The amount of artificial nutrition required to optimize outcomes in patients with acute lung injury (ALI) is unknown. To address this problem, the Acute Respiratory Distress Syndrome (ARDS) Clinical Trials Network, headed by Todd Rice, MD, MS, from VanderbiltUniversityinNashville,Tennessee,USA, conducted a prospective, randomized open-label trial comparing the effect of initial trophic enteral feeding vs. initial protocolized full enteral feeding for the first six days of mechanical ventilation in patients with ALI.

Patients within 48 hours of ALI onset and receiving mechanical ventilation were enrolled from 44 hospitals from January 2008 to March 2011. The feeding strategy intervention was continued until hospital day six. The full-feeding group received enteral nutrition advanced to goal as rapidly as possible; the trophic-feeding group received 10-20 kcal/h. A protocol specified holding parameters for high gastric residual volumes (>400 mL). Postpyloric tubes were used in less than 20% of patients.

According to the study, published in the Journal of the American Medical Association, 508 patients received trophic feeding and 492 patients received full feeding.

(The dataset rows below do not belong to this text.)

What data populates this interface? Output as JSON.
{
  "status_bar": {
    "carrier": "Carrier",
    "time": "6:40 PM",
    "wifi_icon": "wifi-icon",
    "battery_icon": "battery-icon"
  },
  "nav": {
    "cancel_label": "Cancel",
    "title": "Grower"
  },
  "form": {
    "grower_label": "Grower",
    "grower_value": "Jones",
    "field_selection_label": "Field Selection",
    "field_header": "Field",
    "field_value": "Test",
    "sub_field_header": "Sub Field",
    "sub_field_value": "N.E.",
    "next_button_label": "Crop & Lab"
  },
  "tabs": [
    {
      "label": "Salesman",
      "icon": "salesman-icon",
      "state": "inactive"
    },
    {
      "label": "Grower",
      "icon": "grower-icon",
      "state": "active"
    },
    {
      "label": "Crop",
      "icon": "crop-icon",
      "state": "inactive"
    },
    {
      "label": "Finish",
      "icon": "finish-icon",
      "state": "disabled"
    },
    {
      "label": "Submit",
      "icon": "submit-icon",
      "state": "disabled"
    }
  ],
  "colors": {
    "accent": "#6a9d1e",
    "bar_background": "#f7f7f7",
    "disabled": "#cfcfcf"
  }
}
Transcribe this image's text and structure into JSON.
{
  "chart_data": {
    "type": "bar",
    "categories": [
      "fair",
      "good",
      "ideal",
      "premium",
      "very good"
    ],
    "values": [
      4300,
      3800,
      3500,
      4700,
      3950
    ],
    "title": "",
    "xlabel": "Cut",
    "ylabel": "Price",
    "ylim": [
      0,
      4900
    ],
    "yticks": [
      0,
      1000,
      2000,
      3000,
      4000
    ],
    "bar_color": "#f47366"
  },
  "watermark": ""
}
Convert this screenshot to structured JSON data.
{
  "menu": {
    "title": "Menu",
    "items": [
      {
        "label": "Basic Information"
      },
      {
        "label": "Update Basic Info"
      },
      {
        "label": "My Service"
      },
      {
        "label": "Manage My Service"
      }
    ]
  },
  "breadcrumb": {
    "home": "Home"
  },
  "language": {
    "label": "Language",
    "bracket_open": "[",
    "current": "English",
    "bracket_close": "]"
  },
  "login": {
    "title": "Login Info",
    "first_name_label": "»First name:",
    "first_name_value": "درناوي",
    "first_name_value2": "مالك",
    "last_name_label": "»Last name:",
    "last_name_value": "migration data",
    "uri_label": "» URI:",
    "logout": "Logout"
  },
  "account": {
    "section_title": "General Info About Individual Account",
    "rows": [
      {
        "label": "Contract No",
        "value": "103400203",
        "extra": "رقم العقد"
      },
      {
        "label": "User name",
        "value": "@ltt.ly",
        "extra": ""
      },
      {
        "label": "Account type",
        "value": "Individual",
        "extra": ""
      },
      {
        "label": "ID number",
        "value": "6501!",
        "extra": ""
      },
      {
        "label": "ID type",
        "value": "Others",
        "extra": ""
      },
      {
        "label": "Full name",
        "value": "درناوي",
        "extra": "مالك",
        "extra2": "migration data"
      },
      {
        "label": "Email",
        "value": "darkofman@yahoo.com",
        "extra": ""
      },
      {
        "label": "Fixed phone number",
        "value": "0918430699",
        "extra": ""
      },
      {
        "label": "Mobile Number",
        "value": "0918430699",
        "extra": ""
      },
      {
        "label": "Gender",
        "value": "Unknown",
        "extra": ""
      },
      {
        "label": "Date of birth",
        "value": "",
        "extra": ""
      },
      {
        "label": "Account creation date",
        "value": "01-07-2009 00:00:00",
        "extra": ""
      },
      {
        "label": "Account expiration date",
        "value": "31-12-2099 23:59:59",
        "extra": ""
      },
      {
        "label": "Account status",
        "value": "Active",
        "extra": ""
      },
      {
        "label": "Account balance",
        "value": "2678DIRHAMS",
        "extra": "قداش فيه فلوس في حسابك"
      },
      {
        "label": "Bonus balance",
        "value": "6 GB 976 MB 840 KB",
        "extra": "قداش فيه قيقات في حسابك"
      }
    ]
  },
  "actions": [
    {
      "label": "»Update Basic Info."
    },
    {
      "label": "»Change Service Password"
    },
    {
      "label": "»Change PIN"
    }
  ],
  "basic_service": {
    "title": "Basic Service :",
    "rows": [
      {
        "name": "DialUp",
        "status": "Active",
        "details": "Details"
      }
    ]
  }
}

Both groups were comparable at baseline. There was no difference between groups with regard to the primary endpoint of ventilator-free days; the trophic group averaged 14.9 days, the full group 15.0 days. Sixty-day mortality was not statistically different between the groups (23.2% vs. 22.2% in the trophic vs. full-feeding groups). No significant differences were found between groups in other secondary endpoints, including infectious complications and organ failures. Trophic feedings were associated with less gastrointestinal intolerance. The authors concluded that in patients with ALI, initial trophic feeding for up to six days did not improve outcomes compared with full enteral feeding.

Limitations in this study include possible reporting bias due to the open-label design, and the fact that most patients were treated in medical intensive care units. Underweight patients (i.e., malnourished) were excluded, and 60-day mortality might have been underestimated because patients discharged home were presumed to still be alive. Nevertheless, this rigorously conducted study showed that gastric feeding is feasible early in the course of treatment for ALI and is associated with fewer gastrointestinal complications, although no difference in outcomes is evident.

Concise Critical Appraisal is a regular feature authored by SCCM member Samuel M. Galvagno Jr., DO. Each installment highlights journal articles most relevant to the critical care practitioner.